**EXERCISE GOAL**
Below are some records; write them all out again exactly.

**EXTRACTED RECORDS**
=== Section Start ===

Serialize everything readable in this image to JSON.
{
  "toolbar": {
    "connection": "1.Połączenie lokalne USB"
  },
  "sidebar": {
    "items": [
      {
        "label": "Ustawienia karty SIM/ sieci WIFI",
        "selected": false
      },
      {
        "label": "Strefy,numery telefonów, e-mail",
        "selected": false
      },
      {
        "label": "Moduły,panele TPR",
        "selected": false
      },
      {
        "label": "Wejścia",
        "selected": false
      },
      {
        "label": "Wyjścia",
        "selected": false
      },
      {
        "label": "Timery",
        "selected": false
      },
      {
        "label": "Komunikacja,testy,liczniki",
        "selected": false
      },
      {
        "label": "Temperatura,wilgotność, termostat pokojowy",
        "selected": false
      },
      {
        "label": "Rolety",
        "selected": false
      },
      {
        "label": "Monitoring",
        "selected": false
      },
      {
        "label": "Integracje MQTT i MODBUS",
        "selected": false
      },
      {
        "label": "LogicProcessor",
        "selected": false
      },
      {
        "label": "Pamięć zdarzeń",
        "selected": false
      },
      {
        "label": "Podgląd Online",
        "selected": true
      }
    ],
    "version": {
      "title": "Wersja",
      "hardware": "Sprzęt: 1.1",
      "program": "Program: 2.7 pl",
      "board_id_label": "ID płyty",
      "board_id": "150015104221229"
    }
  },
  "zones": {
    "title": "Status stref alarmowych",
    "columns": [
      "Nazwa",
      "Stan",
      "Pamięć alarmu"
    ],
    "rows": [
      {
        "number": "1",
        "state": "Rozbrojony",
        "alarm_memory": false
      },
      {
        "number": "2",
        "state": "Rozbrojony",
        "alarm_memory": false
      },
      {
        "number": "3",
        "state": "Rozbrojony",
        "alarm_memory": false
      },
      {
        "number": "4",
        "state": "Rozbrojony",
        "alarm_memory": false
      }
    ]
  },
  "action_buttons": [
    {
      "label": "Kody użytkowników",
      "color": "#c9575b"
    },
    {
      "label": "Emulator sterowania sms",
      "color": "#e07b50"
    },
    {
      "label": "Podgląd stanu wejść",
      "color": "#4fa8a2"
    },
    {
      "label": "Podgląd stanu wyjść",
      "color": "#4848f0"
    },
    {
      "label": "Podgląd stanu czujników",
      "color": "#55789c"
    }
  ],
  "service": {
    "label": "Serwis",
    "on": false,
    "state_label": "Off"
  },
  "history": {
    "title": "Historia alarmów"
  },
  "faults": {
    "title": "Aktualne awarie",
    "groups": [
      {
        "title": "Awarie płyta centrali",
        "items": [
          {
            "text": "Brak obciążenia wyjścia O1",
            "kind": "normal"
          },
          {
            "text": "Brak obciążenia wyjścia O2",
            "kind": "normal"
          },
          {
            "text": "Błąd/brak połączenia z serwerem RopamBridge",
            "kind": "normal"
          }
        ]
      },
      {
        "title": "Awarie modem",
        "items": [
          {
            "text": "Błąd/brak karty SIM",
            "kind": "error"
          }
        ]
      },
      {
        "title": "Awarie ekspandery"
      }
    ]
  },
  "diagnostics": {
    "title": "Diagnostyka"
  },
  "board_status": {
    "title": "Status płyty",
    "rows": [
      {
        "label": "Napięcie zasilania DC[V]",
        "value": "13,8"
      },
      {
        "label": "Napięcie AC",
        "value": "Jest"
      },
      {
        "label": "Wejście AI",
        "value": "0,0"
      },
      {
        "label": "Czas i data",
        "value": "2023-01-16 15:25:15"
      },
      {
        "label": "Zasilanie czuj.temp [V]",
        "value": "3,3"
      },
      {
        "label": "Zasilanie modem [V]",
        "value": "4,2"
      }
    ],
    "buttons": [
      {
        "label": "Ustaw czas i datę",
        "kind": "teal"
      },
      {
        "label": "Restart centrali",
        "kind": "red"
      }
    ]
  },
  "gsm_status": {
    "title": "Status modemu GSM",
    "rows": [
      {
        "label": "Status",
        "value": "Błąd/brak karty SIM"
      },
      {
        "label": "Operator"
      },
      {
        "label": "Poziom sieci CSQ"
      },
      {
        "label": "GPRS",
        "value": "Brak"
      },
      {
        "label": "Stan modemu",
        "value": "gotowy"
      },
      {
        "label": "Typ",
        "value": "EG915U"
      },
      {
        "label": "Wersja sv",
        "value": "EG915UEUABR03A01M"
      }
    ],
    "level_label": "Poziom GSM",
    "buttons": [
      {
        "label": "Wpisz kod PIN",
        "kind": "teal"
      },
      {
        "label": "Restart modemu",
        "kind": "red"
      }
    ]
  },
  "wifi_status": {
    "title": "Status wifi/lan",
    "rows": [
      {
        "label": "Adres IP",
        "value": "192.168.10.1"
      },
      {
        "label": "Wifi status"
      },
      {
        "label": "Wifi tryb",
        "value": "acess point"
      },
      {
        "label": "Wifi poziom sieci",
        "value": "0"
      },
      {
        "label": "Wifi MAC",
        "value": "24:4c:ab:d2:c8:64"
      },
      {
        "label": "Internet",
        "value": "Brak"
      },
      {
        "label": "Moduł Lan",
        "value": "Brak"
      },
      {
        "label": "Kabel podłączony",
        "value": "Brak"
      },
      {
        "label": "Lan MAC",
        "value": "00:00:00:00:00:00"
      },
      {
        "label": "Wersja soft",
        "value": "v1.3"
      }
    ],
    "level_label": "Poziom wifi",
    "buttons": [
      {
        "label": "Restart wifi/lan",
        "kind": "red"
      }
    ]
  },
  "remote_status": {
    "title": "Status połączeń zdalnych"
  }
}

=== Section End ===

**RESPONSE TO THE EXERCISE**
Serialize everything readable in this image to JSON.
{
  "toolbar": {
    "connection": "1.Połączenie lokalne USB"
  },
  "sidebar": {
    "items": [
      {
        "label": "Ustawienia karty SIM/ sieci WIFI",
        "selected": false
      },
      {
        "label": "Strefy,numery telefonów, e-mail",
        "selected": false
      },
      {
        "label": "Moduły,panele TPR",
        "selected": false
      },
      {
        "label": "Wejścia",
        "selected": false
      },
      {
        "label": "Wyjścia",
        "selected": false
      },
      {
        "label": "Timery",
        "selected": false
      },
      {
        "label": "Komunikacja,testy,liczniki",
        "selected": false
      },
      {
        "label": "Temperatura,wilgotność, termostat pokojowy",
        "selected": false
      },
      {
        "label": "Rolety",
        "selected": false
      },
      {
        "label": "Monitoring",
        "selected": false
      },
      {
        "label": "Integracje MQTT i MODBUS",
        "selected": false
      },
      {
        "label": "LogicProcessor",
        "selected": false
      },
      {
        "label": "Pamięć zdarzeń",
        "selected": false
      },
      {
        "label": "Podgląd Online",
        "selected": true
      }
    ],
    "version": {
      "title": "Wersja",
      "hardware": "Sprzęt: 1.1",
      "program": "Program: 2.7 pl",
      "board_id_label": "ID płyty",
      "board_id": "150015104221229"
    }
  },
  "zones": {
    "title": "Status stref alarmowych",
    "columns": [
      "Nazwa",
      "Stan",
      "Pamięć alarmu"
    ],
    "rows": [
      {
        "number": "1",
        "state": "Rozbrojony",
        "alarm_memory": false
      },
      {
        "number": "2",
        "state": "Rozbrojony",
        "alarm_memory": false
      },
      {
        "number": "3",
        "state": "Rozbrojony",
        "alarm_memory": false
      },
      {
        "number": "4",
        "state": "Rozbrojony",
        "alarm_memory": false
      }
    ]
  },
  "action_buttons": [
    {
      "label": "Kody użytkowników",
      "color": "#c9575b"
    },
    {
      "label": "Emulator sterowania sms",
      "color": "#e07b50"
    },
    {
      "label": "Podgląd stanu wejść",
      "color": "#4fa8a2"
    },
    {
      "label": "Podgląd stanu wyjść",
      "color": "#4848f0"
    },
    {
      "label": "Podgląd stanu czujników",
      "color": "#55789c"
    }
  ],
  "service": {
    "label": "Serwis",
    "on": false,
    "state_label": "Off"
  },
  "history": {
    "title": "Historia alarmów"
  },
  "faults": {
    "title": "Aktualne awarie",
    "groups": [
      {
        "title": "Awarie płyta centrali",
        "items": [
          {
            "text": "Brak obciążenia wyjścia O1",
            "kind": "normal"
          },
          {
            "text": "Brak obciążenia wyjścia O2",
            "kind": "normal"
          },
          {
            "text": "Błąd/brak połączenia z serwerem RopamBridge",
            "kind": "normal"
          }
        ]
      },
      {
        "title": "Awarie modem",
        "items": [
          {
            "text": "Błąd/brak karty SIM",
            "kind": "error"
          }
        ]
      },
      {
        "title": "Awarie ekspandery"
      }
    ]
  },
  "diagnostics": {
    "title": "Diagnostyka"
  },
  "board_status": {
    "title": "Status płyty",
    "rows": [
      {
        "label": "Napięcie zasilania DC[V]",
        "value": "13,8"
      },
      {
        "label": "Napięcie AC",
        "value": "Jest"
      },
      {
        "label": "Wejście AI",
        "value": "0,0"
      },
      {
        "label": "Czas i data",
        "value": "2023-01-16 15:25:15"
      },
      {
        "label": "Zasilanie czuj.temp [V]",
        "value": "3,3"
      },
      {
        "label": "Zasilanie modem [V]",
        "value": "4,2"
      }
    ],
    "buttons": [
      {
        "label": "Ustaw czas i datę",
        "kind": "teal"
      },
      {
        "label": "Restart centrali",
        "kind": "red"
      }
    ]
  },
  "gsm_status": {
    "title": "Status modemu GSM",
    "rows": [
      {
        "label": "Status",
        "value": "Błąd/brak karty SIM"
      },
      {
        "label": "Operator"
      },
      {
        "label": "Poziom sieci CSQ"
      },
      {
        "label": "GPRS",
        "value": "Brak"
      },
      {
        "label": "Stan modemu",
        "value": "gotowy"
      },
      {
        "label": "Typ",
        "value": "EG915U"
      },
      {
        "label": "Wersja sv",
        "value": "EG915UEUABR03A01M"
      }
    ],
    "level_label": "Poziom GSM",
    "buttons": [
      {
        "label": "Wpisz kod PIN",
        "kind": "teal"
      },
      {
        "label": "Restart modemu",
        "kind": "red"
      }
    ]
  },
  "wifi_status": {
    "title": "Status wifi/lan",
    "rows": [
      {
        "label": "Adres IP",
        "value": "192.168.10.1"
      },
      {
        "label": "Wifi status"
      },
      {
        "label": "Wifi tryb",
        "value": "acess point"
      },
      {
        "label": "Wifi poziom sieci",
        "value": "0"
      },
      {
        "label": "Wifi MAC",
        "value": "24:4c:ab:d2:c8:64"
      },
      {
        "label": "Internet",
        "value": "Brak"
      },
      {
        "label": "Moduł Lan",
        "value": "Brak"
      },
      {
        "label": "Kabel podłączony",
        "value": "Brak"
      },
      {
        "label": "Lan MAC",
        "value": "00:00:00:00:00:00"
      },
      {
        "label": "Wersja soft",
        "value": "v1.3"
      }
    ],
    "level_label": "Poziom wifi",
    "buttons": [
      {
        "label": "Restart wifi/lan",
        "kind": "red"
      }
    ]
  },
  "remote_status": {
    "title": "Status połączeń zdalnych"
  }
}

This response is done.